Brief
What's required is a verbatim printout of all the data.

Records provided
============================================================

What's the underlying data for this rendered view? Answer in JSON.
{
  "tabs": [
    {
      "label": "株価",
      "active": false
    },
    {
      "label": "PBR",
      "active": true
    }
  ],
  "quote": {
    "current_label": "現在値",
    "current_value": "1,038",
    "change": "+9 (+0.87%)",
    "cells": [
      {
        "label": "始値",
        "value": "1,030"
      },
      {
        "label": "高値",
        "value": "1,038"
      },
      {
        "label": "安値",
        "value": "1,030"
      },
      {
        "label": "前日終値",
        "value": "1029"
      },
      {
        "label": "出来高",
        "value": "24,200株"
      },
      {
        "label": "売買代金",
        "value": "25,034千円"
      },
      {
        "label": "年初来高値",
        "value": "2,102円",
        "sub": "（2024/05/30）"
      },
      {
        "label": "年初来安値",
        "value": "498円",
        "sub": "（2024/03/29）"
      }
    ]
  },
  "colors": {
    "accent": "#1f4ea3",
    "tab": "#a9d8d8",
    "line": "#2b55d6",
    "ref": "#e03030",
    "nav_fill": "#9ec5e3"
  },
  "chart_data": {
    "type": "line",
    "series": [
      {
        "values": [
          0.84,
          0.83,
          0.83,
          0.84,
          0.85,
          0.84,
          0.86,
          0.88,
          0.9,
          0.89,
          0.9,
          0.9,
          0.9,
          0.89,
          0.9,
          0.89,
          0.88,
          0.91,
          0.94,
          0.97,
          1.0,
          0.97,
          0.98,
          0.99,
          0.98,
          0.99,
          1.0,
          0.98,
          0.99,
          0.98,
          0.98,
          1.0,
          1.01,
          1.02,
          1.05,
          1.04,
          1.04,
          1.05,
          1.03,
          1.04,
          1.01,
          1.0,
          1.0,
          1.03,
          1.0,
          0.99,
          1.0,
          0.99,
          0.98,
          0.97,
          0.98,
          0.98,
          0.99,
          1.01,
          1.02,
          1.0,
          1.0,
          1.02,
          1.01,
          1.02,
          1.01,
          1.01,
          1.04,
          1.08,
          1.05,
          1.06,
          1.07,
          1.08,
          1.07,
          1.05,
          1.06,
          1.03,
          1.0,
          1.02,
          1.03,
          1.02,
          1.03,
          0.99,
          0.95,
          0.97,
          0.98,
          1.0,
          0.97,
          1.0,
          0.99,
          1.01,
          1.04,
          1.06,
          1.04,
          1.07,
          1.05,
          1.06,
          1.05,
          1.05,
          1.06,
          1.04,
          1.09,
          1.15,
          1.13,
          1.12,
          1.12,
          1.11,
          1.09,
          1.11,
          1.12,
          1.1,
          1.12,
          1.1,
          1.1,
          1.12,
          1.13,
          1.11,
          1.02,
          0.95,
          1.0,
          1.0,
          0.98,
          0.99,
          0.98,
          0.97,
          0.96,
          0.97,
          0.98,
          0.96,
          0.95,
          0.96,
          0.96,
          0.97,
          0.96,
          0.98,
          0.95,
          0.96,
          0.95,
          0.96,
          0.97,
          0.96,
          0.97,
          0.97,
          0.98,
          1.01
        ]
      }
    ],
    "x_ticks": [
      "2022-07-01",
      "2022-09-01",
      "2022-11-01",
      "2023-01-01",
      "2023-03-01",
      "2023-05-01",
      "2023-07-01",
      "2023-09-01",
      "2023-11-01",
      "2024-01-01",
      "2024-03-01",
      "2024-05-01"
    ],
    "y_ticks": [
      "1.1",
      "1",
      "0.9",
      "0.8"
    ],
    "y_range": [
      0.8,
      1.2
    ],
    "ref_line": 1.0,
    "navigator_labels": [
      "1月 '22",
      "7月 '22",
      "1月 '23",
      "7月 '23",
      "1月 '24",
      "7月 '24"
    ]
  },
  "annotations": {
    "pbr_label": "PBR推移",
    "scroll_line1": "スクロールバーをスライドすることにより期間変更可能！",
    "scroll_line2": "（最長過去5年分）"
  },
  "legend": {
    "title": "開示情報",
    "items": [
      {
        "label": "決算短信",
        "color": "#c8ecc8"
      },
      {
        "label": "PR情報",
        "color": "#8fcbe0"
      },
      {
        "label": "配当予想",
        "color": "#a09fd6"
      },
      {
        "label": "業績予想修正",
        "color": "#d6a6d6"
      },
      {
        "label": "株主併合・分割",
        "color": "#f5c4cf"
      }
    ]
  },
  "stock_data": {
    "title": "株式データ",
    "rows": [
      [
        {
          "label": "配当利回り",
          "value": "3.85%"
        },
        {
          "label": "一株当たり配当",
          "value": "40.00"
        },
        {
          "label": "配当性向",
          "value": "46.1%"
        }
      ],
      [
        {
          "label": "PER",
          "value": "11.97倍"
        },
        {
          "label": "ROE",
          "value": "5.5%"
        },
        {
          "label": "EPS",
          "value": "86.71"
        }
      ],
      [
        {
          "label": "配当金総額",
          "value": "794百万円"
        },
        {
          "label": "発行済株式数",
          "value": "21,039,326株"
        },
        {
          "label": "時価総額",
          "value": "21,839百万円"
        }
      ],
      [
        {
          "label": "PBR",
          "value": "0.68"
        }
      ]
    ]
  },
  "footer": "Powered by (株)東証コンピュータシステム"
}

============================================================

Result of this task
What's the underlying data for this rendered view? Answer in JSON.
{
  "tabs": [
    {
      "label": "株価",
      "active": false
    },
    {
      "label": "PBR",
      "active": true
    }
  ],
  "quote": {
    "current_label": "現在値",
    "current_value": "1,038",
    "change": "+9 (+0.87%)",
    "cells": [
      {
        "label": "始値",
        "value": "1,030"
      },
      {
        "label": "高値",
        "value": "1,038"
      },
      {
        "label": "安値",
        "value": "1,030"
      },
      {
        "label": "前日終値",
        "value": "1029"
      },
      {
        "label": "出来高",
        "value": "24,200株"
      },
      {
        "label": "売買代金",
        "value": "25,034千円"
      },
      {
        "label": "年初来高値",
        "value": "2,102円",
        "sub": "（2024/05/30）"
      },
      {
        "label": "年初来安値",
        "value": "498円",
        "sub": "（2024/03/29）"
      }
    ]
  },
  "colors": {
    "accent": "#1f4ea3",
    "tab": "#a9d8d8",
    "line": "#2b55d6",
    "ref": "#e03030",
    "nav_fill": "#9ec5e3"
  },
  "chart_data": {
    "type": "line",
    "series": [
      {
        "values": [
          0.84,
          0.83,
          0.83,
          0.84,
          0.85,
          0.84,
          0.86,
          0.88,
          0.9,
          0.89,
          0.9,
          0.9,
          0.9,
          0.89,
          0.9,
          0.89,
          0.88,
          0.91,
          0.94,
          0.97,
          1.0,
          0.97,
          0.98,
          0.99,
          0.98,
          0.99,
          1.0,
          0.98,
          0.99,
          0.98,
          0.98,
          1.0,
          1.01,
          1.02,
          1.05,
          1.04,
          1.04,
          1.05,
          1.03,
          1.04,
          1.01,
          1.0,
          1.0,
          1.03,
          1.0,
          0.99,
          1.0,
          0.99,
          0.98,
          0.97,
          0.98,
          0.98,
          0.99,
          1.01,
          1.02,
          1.0,
          1.0,
          1.02,
          1.01,
          1.02,
          1.01,
          1.01,
          1.04,
          1.08,
          1.05,
          1.06,
          1.07,
          1.08,
          1.07,
          1.05,
          1.06,
          1.03,
          1.0,
          1.02,
          1.03,
          1.02,
          1.03,
          0.99,
          0.95,
          0.97,
          0.98,
          1.0,
          0.97,
          1.0,
          0.99,
          1.01,
          1.04,
          1.06,
          1.04,
          1.07,
          1.05,
          1.06,
          1.05,
          1.05,
          1.06,
          1.04,
          1.09,
          1.15,
          1.13,
          1.12,
          1.12,
          1.11,
          1.09,
          1.11,
          1.12,
          1.1,
          1.12,
          1.1,
          1.1,
          1.12,
          1.13,
          1.11,
          1.02,
          0.95,
          1.0,
          1.0,
          0.98,
          0.99,
          0.98,
          0.97,
          0.96,
          0.97,
          0.98,
          0.96,
          0.95,
          0.96,
          0.96,
          0.97,
          0.96,
          0.98,
          0.95,
          0.96,
          0.95,
          0.96,
          0.97,
          0.96,
          0.97,
          0.97,
          0.98,
          1.01
        ]
      }
    ],
    "x_ticks": [
      "2022-07-01",
      "2022-09-01",
      "2022-11-01",
      "2023-01-01",
      "2023-03-01",
      "2023-05-01",
      "2023-07-01",
      "2023-09-01",
      "2023-11-01",
      "2024-01-01",
      "2024-03-01",
      "2024-05-01"
    ],
    "y_ticks": [
      "1.1",
      "1",
      "0.9",
      "0.8"
    ],
    "y_range": [
      0.8,
      1.2
    ],
    "ref_line": 1.0,
    "navigator_labels": [
      "1月 '22",
      "7月 '22",
      "1月 '23",
      "7月 '23",
      "1月 '24",
      "7月 '24"
    ]
  },
  "annotations": {
    "pbr_label": "PBR推移",
    "scroll_line1": "スクロールバーをスライドすることにより期間変更可能！",
    "scroll_line2": "（最長過去5年分）"
  },
  "legend": {
    "title": "開示情報",
    "items": [
      {
        "label": "決算短信",
        "color": "#c8ecc8"
      },
      {
        "label": "PR情報",
        "color": "#8fcbe0"
      },
      {
        "label": "配当予想",
        "color": "#a09fd6"
      },
      {
        "label": "業績予想修正",
        "color": "#d6a6d6"
      },
      {
        "label": "株主併合・分割",
        "color": "#f5c4cf"
      }
    ]
  },
  "stock_data": {
    "title": "株式データ",
    "rows": [
      [
        {
          "label": "配当利回り",
          "value": "3.85%"
        },
        {
          "label": "一株当たり配当",
          "value": "40.00"
        },
        {
          "label": "配当性向",
          "value": "46.1%"
        }
      ],
      [
        {
          "label": "PER",
          "value": "11.97倍"
        },
        {
          "label": "ROE",
          "value": "5.5%"
        },
        {
          "label": "EPS",
          "value": "86.71"
        }
      ],
      [
        {
          "label": "配当金総額",
          "value": "794百万円"
        },
        {
          "label": "発行済株式数",
          "value": "21,039,326株"
        },
        {
          "label": "時価総額",
          "value": "21,839百万円"
        }
      ],
      [
        {
          "label": "PBR",
          "value": "0.68"
        }
      ]
    ]
  },
  "footer": "Powered by (株)東証コンピュータシステム"
}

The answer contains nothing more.